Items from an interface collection
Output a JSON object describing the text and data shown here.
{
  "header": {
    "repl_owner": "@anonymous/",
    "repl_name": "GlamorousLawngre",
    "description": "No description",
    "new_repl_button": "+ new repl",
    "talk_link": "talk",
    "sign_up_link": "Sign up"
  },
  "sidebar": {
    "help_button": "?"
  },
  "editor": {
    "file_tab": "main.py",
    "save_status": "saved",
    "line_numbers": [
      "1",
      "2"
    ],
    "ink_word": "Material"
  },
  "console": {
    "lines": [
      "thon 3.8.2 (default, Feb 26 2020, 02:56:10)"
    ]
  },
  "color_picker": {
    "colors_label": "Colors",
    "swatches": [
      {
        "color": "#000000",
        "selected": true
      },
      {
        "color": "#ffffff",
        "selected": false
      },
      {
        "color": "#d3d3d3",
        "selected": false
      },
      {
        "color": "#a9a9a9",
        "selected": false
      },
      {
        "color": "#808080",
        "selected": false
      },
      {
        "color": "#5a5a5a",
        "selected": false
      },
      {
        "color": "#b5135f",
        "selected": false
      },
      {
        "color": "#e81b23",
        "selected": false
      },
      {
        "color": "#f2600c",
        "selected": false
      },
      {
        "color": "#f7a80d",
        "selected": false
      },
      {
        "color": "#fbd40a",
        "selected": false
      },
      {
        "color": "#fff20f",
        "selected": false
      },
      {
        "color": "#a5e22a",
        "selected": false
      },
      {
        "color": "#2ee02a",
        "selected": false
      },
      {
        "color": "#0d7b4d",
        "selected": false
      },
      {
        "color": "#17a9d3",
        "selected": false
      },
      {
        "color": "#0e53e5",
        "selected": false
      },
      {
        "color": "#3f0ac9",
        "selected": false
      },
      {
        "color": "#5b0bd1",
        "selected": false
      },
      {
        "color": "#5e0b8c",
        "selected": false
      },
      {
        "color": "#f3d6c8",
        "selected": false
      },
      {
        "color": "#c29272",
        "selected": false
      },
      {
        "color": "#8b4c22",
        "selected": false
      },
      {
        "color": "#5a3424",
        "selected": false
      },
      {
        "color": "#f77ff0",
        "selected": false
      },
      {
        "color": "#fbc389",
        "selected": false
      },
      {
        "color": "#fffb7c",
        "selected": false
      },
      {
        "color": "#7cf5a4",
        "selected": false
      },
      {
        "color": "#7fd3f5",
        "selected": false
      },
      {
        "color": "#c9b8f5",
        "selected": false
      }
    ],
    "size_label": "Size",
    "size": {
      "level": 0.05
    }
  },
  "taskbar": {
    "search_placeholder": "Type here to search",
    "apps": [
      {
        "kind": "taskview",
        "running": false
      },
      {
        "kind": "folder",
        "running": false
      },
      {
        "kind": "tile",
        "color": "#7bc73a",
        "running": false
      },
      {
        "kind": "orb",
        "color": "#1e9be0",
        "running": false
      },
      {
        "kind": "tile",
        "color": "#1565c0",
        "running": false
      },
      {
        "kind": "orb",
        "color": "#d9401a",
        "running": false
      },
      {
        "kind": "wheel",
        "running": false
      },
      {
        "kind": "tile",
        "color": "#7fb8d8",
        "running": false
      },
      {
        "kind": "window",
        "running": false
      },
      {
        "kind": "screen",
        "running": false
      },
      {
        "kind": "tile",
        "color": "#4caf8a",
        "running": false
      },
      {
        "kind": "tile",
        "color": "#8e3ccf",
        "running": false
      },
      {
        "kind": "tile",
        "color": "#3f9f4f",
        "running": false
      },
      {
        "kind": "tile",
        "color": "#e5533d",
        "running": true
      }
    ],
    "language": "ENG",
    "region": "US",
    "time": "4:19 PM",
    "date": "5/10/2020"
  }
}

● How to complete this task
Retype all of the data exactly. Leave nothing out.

● Answer for this exercise
Output a JSON object describing the text and data shown here.
{
  "header": {
    "repl_owner": "@anonymous/",
    "repl_name": "GlamorousLawngre",
    "description": "No description",
    "new_repl_button": "+ new repl",
    "talk_link": "talk",
    "sign_up_link": "Sign up"
  },
  "sidebar": {
    "help_button": "?"
  },
  "editor": {
    "file_tab": "main.py",
    "save_status": "saved",
    "line_numbers": [
      "1",
      "2"
    ],
    "ink_word": "Material"
  },
  "console": {
    "lines": [
      "thon 3.8.2 (default, Feb 26 2020, 02:56:10)"
    ]
  },
  "color_picker": {
    "colors_label": "Colors",
    "swatches": [
      {
        "color": "#000000",
        "selected": true
      },
      {
        "color": "#ffffff",
        "selected": false
      },
      {
        "color": "#d3d3d3",
        "selected": false
      },
      {
        "color": "#a9a9a9",
        "selected": false
      },
      {
        "color": "#808080",
        "selected": false
      },
      {
        "color": "#5a5a5a",
        "selected": false
      },
      {
        "color": "#b5135f",
        "selected": false
      },
      {
        "color": "#e81b23",
        "selected": false
      },
      {
        "color": "#f2600c",
        "selected": false
      },
      {
        "color": "#f7a80d",
        "selected": false
      },
      {
        "color": "#fbd40a",
        "selected": false
      },
      {
        "color": "#fff20f",
        "selected": false
      },
      {
        "color": "#a5e22a",
        "selected": false
      },
      {
        "color": "#2ee02a",
        "selected": false
      },
      {
        "color": "#0d7b4d",
        "selected": false
      },
      {
        "color": "#17a9d3",
        "selected": false
      },
      {
        "color": "#0e53e5",
        "selected": false
      },
      {
        "color": "#3f0ac9",
        "selected": false
      },
      {
        "color": "#5b0bd1",
        "selected": false
      },
      {
        "color": "#5e0b8c",
        "selected": false
      },
      {
        "color": "#f3d6c8",
        "selected": false
      },
      {
        "color": "#c29272",
        "selected": false
      },
      {
        "color": "#8b4c22",
        "selected": false
      },
      {
        "color": "#5a3424",
        "selected": false
      },
      {
        "color": "#f77ff0",
        "selected": false
      },
      {
        "color": "#fbc389",
        "selected": false
      },
      {
        "color": "#fffb7c",
        "selected": false
      },
      {
        "color": "#7cf5a4",
        "selected": false
      },
      {
        "color": "#7fd3f5",
        "selected": false
      },
      {
        "color": "#c9b8f5",
        "selected": false
      }
    ],
    "size_label": "Size",
    "size": {
      "level": 0.05
    }
  },
  "taskbar": {
    "search_placeholder": "Type here to search",
    "apps": [
      {
        "kind": "taskview",
        "running": false
      },
      {
        "kind": "folder",
        "running": false
      },
      {
        "kind": "tile",
        "color": "#7bc73a",
        "running": false
      },
      {
        "kind": "orb",
        "color": "#1e9be0",
        "running": false
      },
      {
        "kind": "tile",
        "color": "#1565c0",
        "running": false
      },
      {
        "kind": "orb",
        "color": "#d9401a",
        "running": false
      },
      {
        "kind": "wheel",
        "running": false
      },
      {
        "kind": "tile",
        "color": "#7fb8d8",
        "running": false
      },
      {
        "kind": "window",
        "running": false
      },
      {
        "kind": "screen",
        "running": false
      },
      {
        "kind": "tile",
        "color": "#4caf8a",
        "running": false
      },
      {
        "kind": "tile",
        "color": "#8e3ccf",
        "running": false
      },
      {
        "kind": "tile",
        "color": "#3f9f4f",
        "running": false
      },
      {
        "kind": "tile",
        "color": "#e5533d",
        "running": true
      }
    ],
    "language": "ENG",
    "region": "US",
    "time": "4:19 PM",
    "date": "5/10/2020"
  }
}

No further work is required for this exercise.